- EXERCISE AIM
Across the lines of the records below, how many have the string "true" in them? Answer with the number alone.

- STORED DATA

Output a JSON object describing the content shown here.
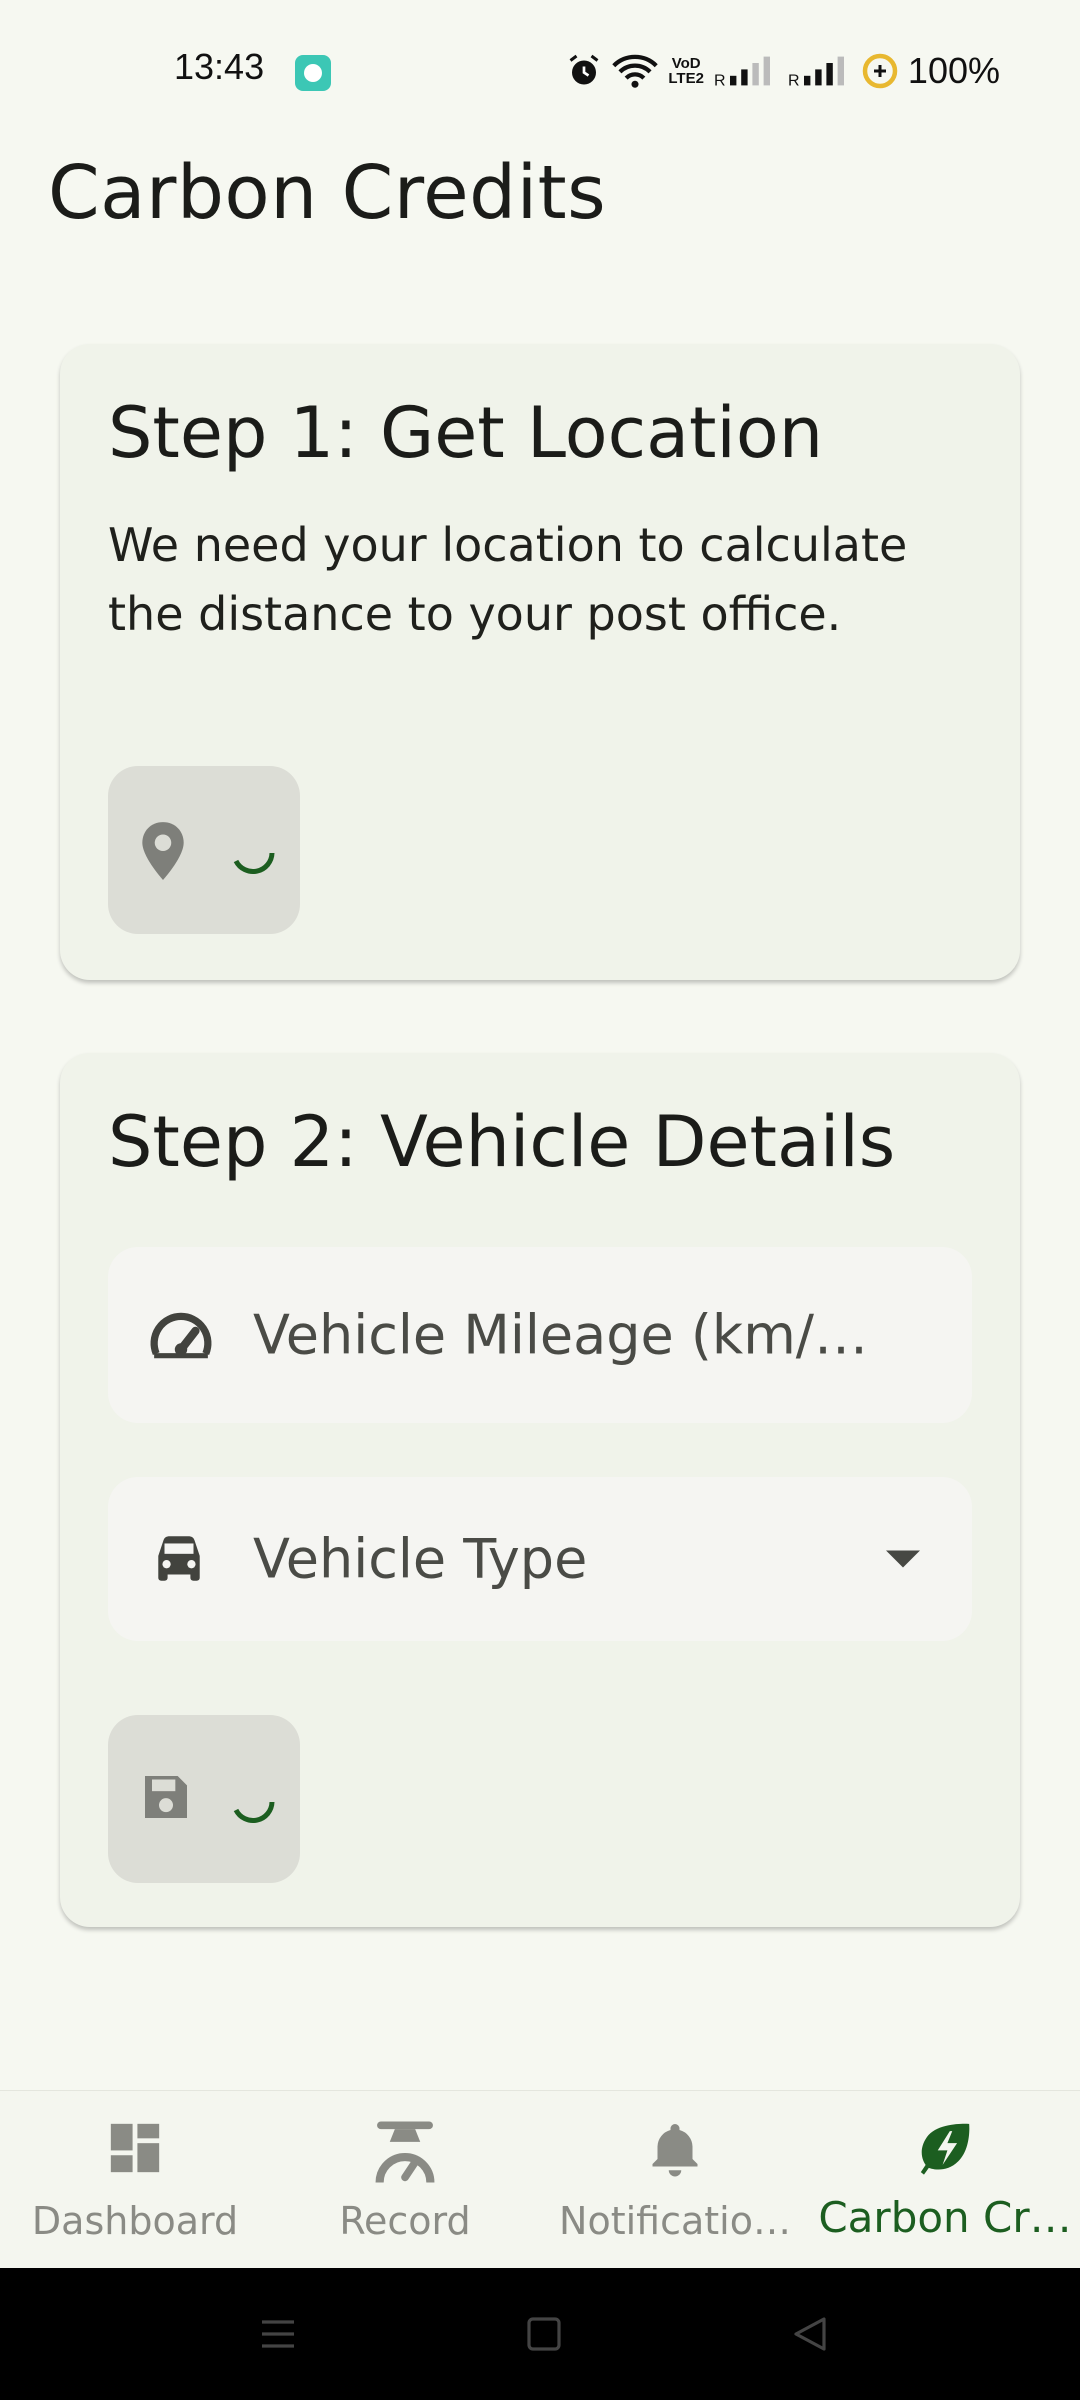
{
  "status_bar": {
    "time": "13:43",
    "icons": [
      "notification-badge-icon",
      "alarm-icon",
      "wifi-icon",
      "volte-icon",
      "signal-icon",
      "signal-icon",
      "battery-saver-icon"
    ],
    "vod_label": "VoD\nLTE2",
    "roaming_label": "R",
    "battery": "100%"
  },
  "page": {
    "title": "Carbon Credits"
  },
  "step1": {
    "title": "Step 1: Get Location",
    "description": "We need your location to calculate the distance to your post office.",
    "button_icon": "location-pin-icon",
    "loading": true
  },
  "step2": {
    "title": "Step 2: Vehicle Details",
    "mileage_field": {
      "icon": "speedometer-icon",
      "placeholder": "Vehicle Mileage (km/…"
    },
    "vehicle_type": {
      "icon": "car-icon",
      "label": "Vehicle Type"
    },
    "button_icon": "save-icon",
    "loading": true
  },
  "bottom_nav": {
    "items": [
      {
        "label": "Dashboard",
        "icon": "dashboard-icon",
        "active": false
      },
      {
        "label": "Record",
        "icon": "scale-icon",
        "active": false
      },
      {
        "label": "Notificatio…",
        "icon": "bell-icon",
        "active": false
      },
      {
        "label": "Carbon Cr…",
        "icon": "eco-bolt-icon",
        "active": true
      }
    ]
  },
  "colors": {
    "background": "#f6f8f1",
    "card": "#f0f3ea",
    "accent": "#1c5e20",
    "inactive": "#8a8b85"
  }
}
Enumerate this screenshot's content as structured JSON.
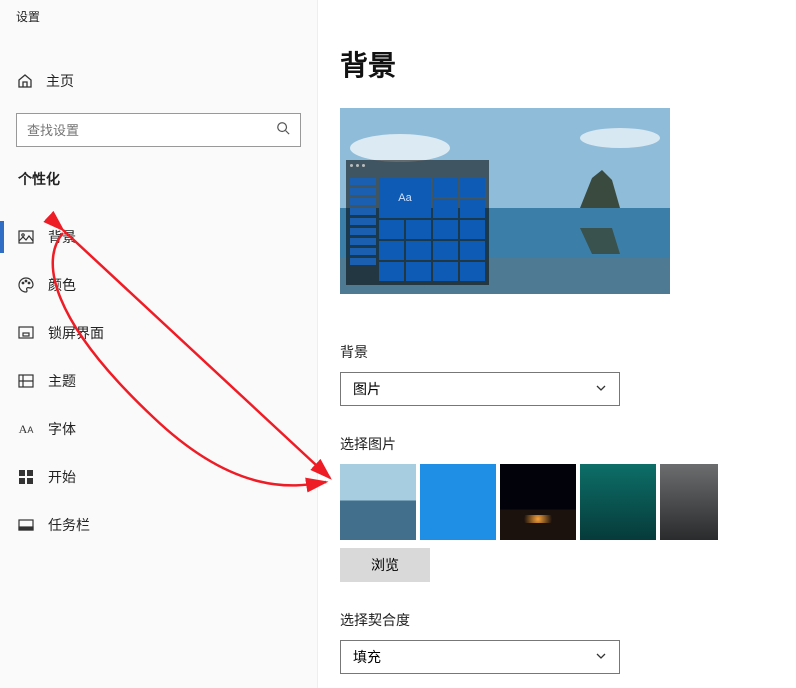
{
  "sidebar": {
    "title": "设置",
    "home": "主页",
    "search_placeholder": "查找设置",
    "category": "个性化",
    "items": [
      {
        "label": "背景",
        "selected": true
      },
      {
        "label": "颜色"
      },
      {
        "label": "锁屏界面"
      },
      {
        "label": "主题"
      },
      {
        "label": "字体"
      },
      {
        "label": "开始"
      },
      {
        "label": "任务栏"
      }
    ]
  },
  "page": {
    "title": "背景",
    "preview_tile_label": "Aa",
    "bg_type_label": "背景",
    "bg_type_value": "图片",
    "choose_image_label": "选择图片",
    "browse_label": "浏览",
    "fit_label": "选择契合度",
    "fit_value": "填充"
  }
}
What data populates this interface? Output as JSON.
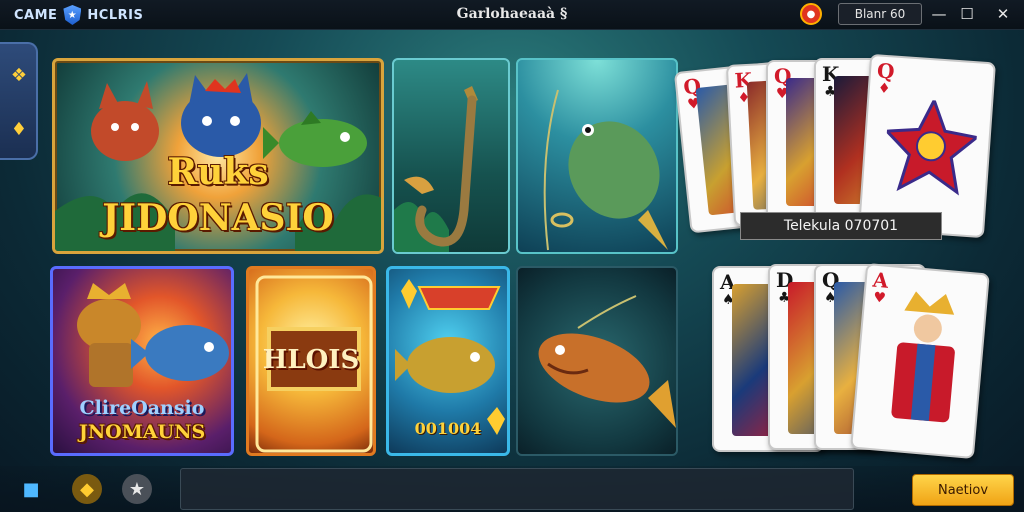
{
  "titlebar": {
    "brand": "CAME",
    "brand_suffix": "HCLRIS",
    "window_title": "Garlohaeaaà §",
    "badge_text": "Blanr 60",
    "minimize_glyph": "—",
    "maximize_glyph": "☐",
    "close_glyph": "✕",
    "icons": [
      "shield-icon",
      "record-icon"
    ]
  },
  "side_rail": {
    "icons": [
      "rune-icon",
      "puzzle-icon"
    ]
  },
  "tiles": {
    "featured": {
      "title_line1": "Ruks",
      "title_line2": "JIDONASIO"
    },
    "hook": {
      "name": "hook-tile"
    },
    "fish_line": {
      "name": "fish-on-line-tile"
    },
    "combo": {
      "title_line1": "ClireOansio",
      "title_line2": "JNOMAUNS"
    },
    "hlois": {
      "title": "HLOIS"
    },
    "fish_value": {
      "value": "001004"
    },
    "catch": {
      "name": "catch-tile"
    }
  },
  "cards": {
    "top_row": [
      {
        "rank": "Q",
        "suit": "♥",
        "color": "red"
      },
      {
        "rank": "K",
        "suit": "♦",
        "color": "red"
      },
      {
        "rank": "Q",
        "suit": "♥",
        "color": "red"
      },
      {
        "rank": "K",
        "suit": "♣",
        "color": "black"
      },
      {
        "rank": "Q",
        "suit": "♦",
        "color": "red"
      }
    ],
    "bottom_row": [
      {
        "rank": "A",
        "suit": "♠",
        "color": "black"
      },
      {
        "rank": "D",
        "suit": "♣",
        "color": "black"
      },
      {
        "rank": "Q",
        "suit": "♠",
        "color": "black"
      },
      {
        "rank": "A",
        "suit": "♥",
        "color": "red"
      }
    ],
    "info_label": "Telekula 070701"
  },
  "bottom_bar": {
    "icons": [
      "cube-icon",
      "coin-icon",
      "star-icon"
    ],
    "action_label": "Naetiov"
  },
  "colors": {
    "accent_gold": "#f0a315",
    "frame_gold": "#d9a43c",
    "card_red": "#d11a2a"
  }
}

- ANSWER FOR THIS EXERCISE
4